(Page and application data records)
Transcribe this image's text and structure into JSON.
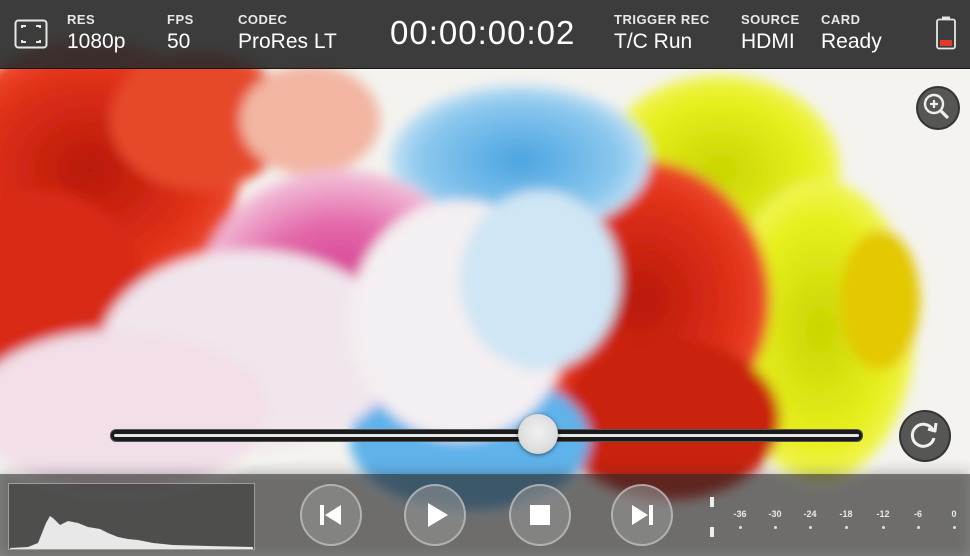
{
  "status_bar": {
    "res": {
      "label": "RES",
      "value": "1080p"
    },
    "fps": {
      "label": "FPS",
      "value": "50"
    },
    "codec": {
      "label": "CODEC",
      "value": "ProRes LT"
    },
    "timecode": "00:00:00:02",
    "trigger": {
      "label": "TRIGGER REC",
      "value": "T/C Run"
    },
    "source": {
      "label": "SOURCE",
      "value": "HDMI"
    },
    "card": {
      "label": "CARD",
      "value": "Ready"
    }
  },
  "icons": {
    "frame_guides": "frame-guides-icon",
    "battery": "battery-icon",
    "zoom": "zoom-in-icon",
    "loop": "loop-icon",
    "prev": "skip-previous-icon",
    "play": "play-icon",
    "stop": "stop-icon",
    "next": "skip-next-icon"
  },
  "playback": {
    "scrub_position_fraction": 0.57
  },
  "audio_meter": {
    "ticks": [
      "-36",
      "-30",
      "-24",
      "-18",
      "-12",
      "-6",
      "0"
    ]
  },
  "colors": {
    "accent_battery": "#e03a2a",
    "bar_bg": "#2c2c2c"
  }
}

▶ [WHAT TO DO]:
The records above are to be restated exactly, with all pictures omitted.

▶ [EXERCISE RESPONSE]:
Transcribe this image's text and structure into JSON.
{
  "status_bar": {
    "res": {
      "label": "RES",
      "value": "1080p"
    },
    "fps": {
      "label": "FPS",
      "value": "50"
    },
    "codec": {
      "label": "CODEC",
      "value": "ProRes LT"
    },
    "timecode": "00:00:00:02",
    "trigger": {
      "label": "TRIGGER REC",
      "value": "T/C Run"
    },
    "source": {
      "label": "SOURCE",
      "value": "HDMI"
    },
    "card": {
      "label": "CARD",
      "value": "Ready"
    }
  },
  "icons": {
    "frame_guides": "frame-guides-icon",
    "battery": "battery-icon",
    "zoom": "zoom-in-icon",
    "loop": "loop-icon",
    "prev": "skip-previous-icon",
    "play": "play-icon",
    "stop": "stop-icon",
    "next": "skip-next-icon"
  },
  "playback": {
    "scrub_position_fraction": 0.57
  },
  "audio_meter": {
    "ticks": [
      "-36",
      "-30",
      "-24",
      "-18",
      "-12",
      "-6",
      "0"
    ]
  },
  "colors": {
    "accent_battery": "#e03a2a",
    "bar_bg": "#2c2c2c"
  }
}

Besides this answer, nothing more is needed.